Yaniv Iczkovits’ third novel and first in translation (translation by Orr Scharf, also his first), The Slaughterman Daughter, is historical fiction but also something of a homage to the great Yiddish writers of the late nineteenth and early twentieth century. Set in the Pale of the Settlement (modern day Poland) in 1894, the book builds on the traditions and types of characters found in the stories of the time but gives them more than a bit of a modern spin on them. Leavened with humour and larger than life characters, Iczkovits manages to shine a light on both some of the antecedents of modern day antisemitism but also their current expression.
Mende Speisman’s husband has abandoned her and run away to the urban centre of Minsk, leaving her living and eking out a living in the small town of Motal with her in-laws and her two children. Until one day Mende finally snaps. Her sister Fanny, who lives in an even smaller village nearby with her husband and five children, decides to make matters right, to travel to Minsk and force Mende’s no-good husband to agree to a divorce. Without telling anyone her plan she sets off. Helped by Zizek, a local returned soldier with a complicated past, she heads towards Minsk. But when they are accosted by bandits, the slaughtering skills that Fanny learnt from her father as a child come to the fore and soon the two are soon wanted for murder. After seeking help from one of Zizek’s old army comrades, things get more complicated still.
The Slaughterman’s Daughter is full of the types of village-dwelling characters that peopled the work of famous Yiddish writers like Sholom Aleichem (best known for the stories that became The Fiddler on the Roof). A carping mother-in-law, a hopeless wannabe cantor, a clueless rabbi and a panoply of local shopkeepers. But Iczkovits also ranges much more widely than this, as the story draws in the Russian secret police and the Czar’s army (this area was under the control of Russia at this point in history).

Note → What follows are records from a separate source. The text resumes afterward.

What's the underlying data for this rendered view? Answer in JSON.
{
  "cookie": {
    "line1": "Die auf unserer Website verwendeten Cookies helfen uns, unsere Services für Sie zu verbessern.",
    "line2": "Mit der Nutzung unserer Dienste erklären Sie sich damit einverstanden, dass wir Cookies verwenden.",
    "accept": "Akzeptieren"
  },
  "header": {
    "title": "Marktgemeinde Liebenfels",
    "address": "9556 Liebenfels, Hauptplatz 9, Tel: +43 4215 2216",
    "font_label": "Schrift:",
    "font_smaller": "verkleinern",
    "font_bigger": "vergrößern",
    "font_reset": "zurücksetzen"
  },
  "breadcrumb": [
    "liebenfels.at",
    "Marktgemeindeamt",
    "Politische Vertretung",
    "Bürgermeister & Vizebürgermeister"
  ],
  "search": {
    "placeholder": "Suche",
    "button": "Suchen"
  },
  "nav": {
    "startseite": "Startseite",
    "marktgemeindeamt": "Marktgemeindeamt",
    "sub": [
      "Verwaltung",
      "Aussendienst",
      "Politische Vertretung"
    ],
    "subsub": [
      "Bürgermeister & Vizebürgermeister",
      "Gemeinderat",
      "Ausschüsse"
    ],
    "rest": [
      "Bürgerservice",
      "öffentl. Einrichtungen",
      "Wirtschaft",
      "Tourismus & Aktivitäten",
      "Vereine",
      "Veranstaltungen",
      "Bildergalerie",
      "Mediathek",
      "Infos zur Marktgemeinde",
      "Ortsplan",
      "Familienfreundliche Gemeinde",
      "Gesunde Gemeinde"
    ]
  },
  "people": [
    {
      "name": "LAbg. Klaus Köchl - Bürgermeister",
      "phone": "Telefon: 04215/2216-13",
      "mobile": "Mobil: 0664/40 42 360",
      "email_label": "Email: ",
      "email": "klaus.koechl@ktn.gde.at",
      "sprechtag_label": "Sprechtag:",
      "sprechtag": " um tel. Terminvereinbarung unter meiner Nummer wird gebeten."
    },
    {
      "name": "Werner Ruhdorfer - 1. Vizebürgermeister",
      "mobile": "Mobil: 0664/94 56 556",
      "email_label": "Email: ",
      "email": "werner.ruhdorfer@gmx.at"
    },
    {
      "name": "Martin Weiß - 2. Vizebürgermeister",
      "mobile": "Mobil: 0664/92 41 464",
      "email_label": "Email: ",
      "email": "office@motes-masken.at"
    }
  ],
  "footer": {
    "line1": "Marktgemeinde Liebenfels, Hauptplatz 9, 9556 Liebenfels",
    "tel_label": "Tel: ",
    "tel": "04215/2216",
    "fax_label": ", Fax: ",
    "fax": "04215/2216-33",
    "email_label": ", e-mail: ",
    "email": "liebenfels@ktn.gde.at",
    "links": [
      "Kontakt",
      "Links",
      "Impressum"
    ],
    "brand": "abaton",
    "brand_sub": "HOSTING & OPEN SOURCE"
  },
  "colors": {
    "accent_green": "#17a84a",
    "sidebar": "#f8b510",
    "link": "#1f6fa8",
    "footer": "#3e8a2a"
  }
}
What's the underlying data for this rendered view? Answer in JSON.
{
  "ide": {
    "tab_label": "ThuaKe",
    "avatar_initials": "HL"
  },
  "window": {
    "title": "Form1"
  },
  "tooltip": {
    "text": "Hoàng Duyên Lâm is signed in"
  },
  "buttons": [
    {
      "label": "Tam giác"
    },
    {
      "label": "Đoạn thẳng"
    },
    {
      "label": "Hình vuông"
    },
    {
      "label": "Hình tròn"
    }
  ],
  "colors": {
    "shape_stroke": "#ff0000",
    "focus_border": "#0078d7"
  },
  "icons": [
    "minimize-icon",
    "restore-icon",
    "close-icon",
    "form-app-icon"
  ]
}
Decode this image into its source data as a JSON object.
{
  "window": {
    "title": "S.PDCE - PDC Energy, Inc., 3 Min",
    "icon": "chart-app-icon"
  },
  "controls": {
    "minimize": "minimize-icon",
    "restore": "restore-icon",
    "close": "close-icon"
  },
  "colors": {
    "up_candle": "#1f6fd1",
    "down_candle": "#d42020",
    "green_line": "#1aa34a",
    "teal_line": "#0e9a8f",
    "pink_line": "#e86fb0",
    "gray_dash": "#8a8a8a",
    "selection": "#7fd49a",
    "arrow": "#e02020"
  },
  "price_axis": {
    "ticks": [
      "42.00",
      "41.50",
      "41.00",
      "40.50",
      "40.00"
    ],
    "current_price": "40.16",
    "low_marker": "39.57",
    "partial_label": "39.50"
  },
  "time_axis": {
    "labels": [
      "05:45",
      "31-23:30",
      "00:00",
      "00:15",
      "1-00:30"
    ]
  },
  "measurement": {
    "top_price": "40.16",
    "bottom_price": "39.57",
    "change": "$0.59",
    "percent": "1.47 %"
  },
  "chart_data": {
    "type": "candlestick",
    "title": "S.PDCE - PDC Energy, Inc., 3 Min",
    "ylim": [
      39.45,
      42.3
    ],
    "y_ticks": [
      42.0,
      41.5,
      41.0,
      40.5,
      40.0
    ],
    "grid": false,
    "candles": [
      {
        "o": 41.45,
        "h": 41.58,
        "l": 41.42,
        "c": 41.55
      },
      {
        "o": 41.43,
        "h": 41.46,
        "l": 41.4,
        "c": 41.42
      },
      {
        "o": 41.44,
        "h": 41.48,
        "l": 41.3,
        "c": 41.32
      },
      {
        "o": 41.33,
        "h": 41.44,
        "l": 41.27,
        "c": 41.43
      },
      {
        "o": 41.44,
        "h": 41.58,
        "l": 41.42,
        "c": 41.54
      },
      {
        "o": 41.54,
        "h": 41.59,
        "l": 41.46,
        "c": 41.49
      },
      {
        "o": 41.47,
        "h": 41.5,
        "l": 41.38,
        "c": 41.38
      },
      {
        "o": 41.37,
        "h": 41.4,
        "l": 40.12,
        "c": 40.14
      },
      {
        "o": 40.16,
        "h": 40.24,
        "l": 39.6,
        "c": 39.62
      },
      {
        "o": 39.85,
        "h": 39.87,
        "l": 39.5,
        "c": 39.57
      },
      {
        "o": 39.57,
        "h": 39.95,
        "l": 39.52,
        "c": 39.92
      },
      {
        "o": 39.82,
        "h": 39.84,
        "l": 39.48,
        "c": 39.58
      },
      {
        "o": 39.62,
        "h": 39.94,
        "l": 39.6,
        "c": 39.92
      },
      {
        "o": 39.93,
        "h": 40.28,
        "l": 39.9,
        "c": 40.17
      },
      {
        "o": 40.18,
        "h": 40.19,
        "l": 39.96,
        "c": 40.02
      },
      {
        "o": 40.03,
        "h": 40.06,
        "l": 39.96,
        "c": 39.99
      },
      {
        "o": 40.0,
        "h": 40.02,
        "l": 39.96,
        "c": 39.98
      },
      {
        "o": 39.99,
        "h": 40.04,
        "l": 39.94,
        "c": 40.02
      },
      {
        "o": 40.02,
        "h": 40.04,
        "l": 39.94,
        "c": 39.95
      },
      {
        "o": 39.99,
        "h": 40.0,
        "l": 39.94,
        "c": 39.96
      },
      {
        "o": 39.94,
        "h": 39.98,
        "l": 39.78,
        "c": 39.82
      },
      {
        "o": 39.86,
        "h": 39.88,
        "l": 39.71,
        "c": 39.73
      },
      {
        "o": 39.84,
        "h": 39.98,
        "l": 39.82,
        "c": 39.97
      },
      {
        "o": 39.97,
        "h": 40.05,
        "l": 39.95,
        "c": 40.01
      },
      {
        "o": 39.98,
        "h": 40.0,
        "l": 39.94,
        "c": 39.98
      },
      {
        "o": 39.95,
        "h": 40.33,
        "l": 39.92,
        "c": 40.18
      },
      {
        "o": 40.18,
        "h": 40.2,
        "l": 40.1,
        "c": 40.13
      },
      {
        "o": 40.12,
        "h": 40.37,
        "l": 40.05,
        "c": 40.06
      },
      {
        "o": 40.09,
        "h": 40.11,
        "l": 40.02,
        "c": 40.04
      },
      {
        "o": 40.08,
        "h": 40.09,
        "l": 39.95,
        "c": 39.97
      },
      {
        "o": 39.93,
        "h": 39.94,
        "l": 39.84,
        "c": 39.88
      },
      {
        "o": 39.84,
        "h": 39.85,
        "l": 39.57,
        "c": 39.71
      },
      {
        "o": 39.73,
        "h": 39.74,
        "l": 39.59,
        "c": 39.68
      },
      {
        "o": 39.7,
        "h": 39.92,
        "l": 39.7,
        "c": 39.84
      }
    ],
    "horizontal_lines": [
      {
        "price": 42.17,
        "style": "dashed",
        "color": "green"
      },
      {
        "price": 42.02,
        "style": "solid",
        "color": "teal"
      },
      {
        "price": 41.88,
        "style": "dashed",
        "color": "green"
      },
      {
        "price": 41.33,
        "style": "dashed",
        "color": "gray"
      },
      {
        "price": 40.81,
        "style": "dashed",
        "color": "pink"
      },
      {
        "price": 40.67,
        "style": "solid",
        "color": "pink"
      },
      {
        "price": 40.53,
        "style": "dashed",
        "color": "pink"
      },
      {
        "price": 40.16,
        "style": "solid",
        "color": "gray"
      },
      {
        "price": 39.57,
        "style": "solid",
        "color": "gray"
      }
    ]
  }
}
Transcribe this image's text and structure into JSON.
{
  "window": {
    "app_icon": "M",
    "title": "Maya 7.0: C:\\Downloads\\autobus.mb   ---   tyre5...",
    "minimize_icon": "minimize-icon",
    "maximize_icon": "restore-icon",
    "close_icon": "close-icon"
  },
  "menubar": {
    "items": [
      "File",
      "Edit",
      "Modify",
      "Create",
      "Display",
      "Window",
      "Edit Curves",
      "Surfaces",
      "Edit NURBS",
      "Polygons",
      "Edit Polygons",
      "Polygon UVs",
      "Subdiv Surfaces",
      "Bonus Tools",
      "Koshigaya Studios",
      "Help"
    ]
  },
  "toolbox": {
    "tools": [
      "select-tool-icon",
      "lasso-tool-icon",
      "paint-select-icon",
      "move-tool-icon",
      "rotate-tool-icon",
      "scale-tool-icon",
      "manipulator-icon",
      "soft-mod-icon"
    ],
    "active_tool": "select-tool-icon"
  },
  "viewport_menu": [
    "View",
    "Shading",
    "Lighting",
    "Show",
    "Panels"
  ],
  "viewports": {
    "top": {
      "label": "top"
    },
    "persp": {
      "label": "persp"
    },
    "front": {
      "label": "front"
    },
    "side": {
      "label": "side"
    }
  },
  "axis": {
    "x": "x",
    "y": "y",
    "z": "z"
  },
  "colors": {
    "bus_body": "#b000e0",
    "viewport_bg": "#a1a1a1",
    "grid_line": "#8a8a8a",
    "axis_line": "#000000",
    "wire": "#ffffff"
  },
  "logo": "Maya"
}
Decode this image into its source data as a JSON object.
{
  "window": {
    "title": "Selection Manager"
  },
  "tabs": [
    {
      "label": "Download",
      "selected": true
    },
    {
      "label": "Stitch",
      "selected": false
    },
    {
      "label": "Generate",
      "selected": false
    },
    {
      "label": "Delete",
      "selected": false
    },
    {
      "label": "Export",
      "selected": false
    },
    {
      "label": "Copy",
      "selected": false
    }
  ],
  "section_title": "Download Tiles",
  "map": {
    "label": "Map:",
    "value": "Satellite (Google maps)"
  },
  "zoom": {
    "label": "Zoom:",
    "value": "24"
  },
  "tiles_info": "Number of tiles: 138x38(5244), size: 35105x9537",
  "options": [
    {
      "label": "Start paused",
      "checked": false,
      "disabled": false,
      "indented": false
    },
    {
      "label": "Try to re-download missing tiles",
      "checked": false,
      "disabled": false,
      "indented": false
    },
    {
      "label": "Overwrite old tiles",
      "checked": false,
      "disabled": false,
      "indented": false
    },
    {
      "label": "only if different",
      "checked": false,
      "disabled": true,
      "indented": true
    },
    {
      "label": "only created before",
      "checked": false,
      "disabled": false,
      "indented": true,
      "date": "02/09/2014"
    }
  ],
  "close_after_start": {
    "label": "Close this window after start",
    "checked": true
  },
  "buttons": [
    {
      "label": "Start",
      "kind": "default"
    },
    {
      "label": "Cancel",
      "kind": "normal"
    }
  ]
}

Iczkovits juggles a range of characters and styles through the story. There is almost a crime/thriller element here as Fanny and her companions go on the run and the forces of the secret police close in. There is the local village politics put into overdrive by missing spouses and potential for new matches. But there is also a long discursion recounting Zizek’s past, and the vicissitudes of military life in an army that treats its soldiers as dispensable. Iszcovits also dips into the work of the secret police, which is as it turns out is helping to foment dissent so they can crack down on it and thus show the superiority of the current system. And underlying this all is the relationship between the Jews of the Pale and both the Russians and their Polish neighbours, and the undercurrent of mistrust and anti-semitism that informed all of their dealings with each other.
The Slaughterman’s Daughter is historical fiction that tries to capture the sense of the writing of the time in which it is set. But it does so with a very modern sensibility. The main characters are complex and fully rounded and even the minor players are not the caricatures they could have been. There is slapstick comedy cheek by jowl with confronting, sometimes arbitrary violence, and a slightly manic plot that constantly threatens to (but never quite does) spin out of control.